Michelle Vargas of Granite City, Illinois, has always vaccinated her 10-year-old daughter, Madison. They both typically get flu shots. But when a vaccine for the coronavirus eventually comes out, Vargas will not be giving it to her daughter — even if Madison’s school district requires it.
“There is no way in hell I would be playing politics with my daughter’s health and safety,” said Vargas, 36, an online fitness instructor. If the public school Madison attends and loves says the vaccine is mandatory, “we would find other options,” she said.
As pharmaceutical companies race to manufacture a Covid-19 vaccine, many people are wary of a shot that is working its way through the approval process at record speed during a highly politicized pandemic. While some professions could require employees to get the vaccine, experts say schools almost certainly will require students to — potentially setting the stage for a showdown between reluctant parents and education officials.
“We want to make sure kids return to in-person learning as quickly as possible, and we do see a vaccine playing a huge part in the process,” said school law attorney Brian Schwartz, an adjunct professor of education law at the University of Illinois Springfield. “This is going to be a huge issue, and I don’t think most people understand that yet.”
It is an especially delicate time for parents to hesitate about vaccinating their children. Vaccines have long been a hot button issue, particularly as a small but vociferous group has spread false information, such as the debunked myth that the measles-mumps-rubella shot causes autism.
As with other vaccines, the decision whether to require one for Covid-19 in schools will be made at the state and school district levels. While all 50 states require student vaccinations, a patchwork of laws allows for parental objections: All states allow for exemptions for children with medical reasons, and 45 states plus Washington, D.C., grant exemptions on the basis of religious objections, according to the National Conference of State Legislatures.
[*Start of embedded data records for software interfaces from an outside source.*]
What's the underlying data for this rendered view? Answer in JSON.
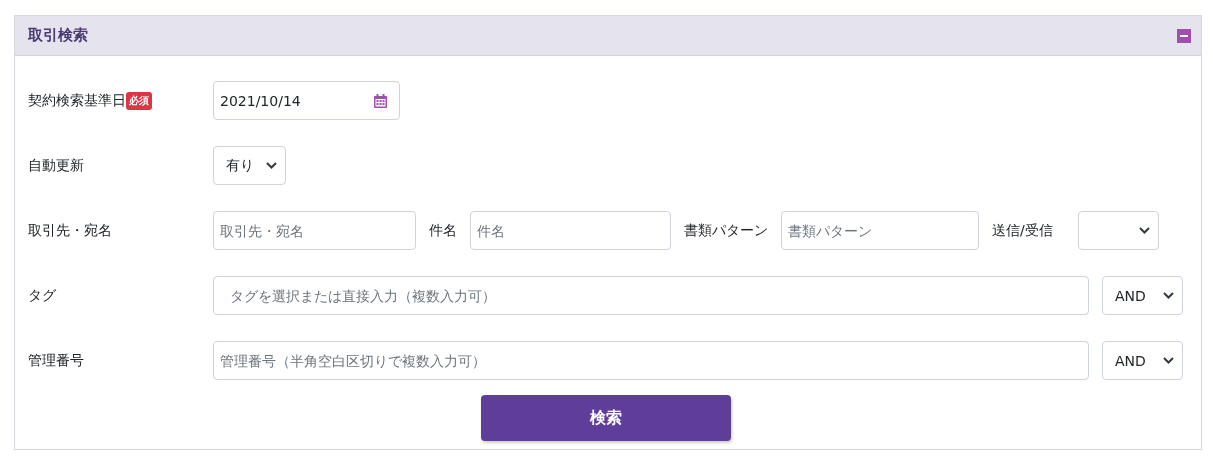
{
  "panel": {
    "title": "取引検索",
    "expanded": true
  },
  "rows": [
    {
      "kind": "date",
      "label": "契約検索基準日",
      "badge": "必須",
      "value": "2021/10/14"
    },
    {
      "kind": "select",
      "label": "自動更新",
      "value": "有り"
    },
    {
      "kind": "inline",
      "label": "取引先・宛名",
      "items": [
        {
          "kind": "field",
          "placeholder": "取引先・宛名"
        },
        {
          "kind": "label",
          "text": "件名"
        },
        {
          "kind": "field",
          "placeholder": "件名"
        },
        {
          "kind": "label",
          "text": "書類パターン"
        },
        {
          "kind": "field",
          "placeholder": "書類パターン"
        },
        {
          "kind": "label",
          "text": "送信/受信"
        },
        {
          "kind": "select"
        }
      ]
    },
    {
      "kind": "tags",
      "label": "タグ",
      "placeholder": "タグを選択または直接入力（複数入力可）",
      "operator": "AND"
    },
    {
      "kind": "wide",
      "label": "管理番号",
      "placeholder": "管理番号（半角空白区切りで複数入力可）",
      "operator": "AND"
    }
  ],
  "submit": "検索"
}
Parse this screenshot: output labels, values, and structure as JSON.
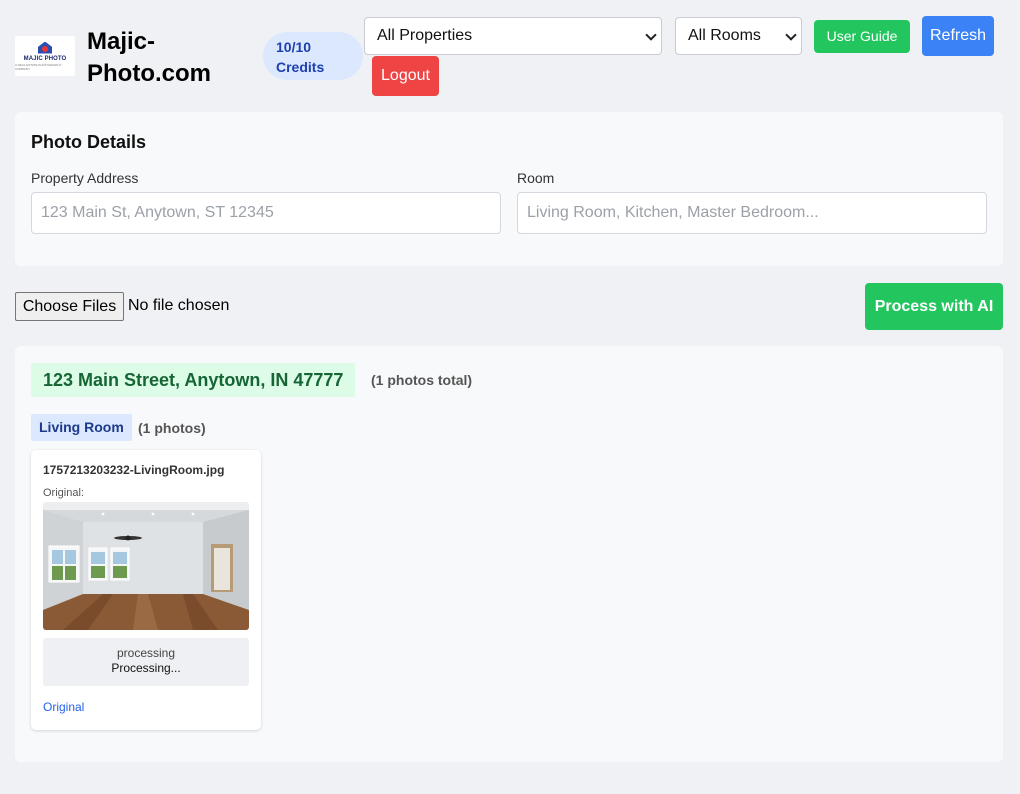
{
  "header": {
    "logo": {
      "text": "MAJIC PHOTO",
      "sub": "A REAL ESTATE PHOTOGRAPHY COMPANY"
    },
    "brand": "Majic-Photo.com",
    "credits": "10/10 Credits",
    "property_filter": "All Properties",
    "room_filter": "All Rooms",
    "user_guide_label": "User Guide",
    "refresh_label": "Refresh",
    "logout_label": "Logout"
  },
  "details": {
    "title": "Photo Details",
    "address_label": "Property Address",
    "address_placeholder": "123 Main St, Anytown, ST 12345",
    "room_label": "Room",
    "room_placeholder": "Living Room, Kitchen, Master Bedroom..."
  },
  "upload": {
    "choose_label": "Choose Files",
    "status": "No file chosen",
    "process_label": "Process with AI"
  },
  "results": {
    "address": "123 Main Street, Anytown, IN 47777",
    "total": "(1 photos total)",
    "room": "Living Room",
    "room_count": "(1 photos)",
    "card": {
      "filename": "1757213203232-LivingRoom.jpg",
      "original_label": "Original:",
      "status_state": "processing",
      "status_message": "Processing...",
      "link": "Original"
    }
  },
  "colors": {
    "green": "#22c55e",
    "blue": "#3b82f6",
    "red": "#ef4444",
    "address_bg": "#dcfce7",
    "room_bg": "#dbe8fe"
  }
}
On top of that, 15 states allow for philosophical exemptions for people who object to immunizations on the basis of personal, moral or other grounds.
Source : NBC News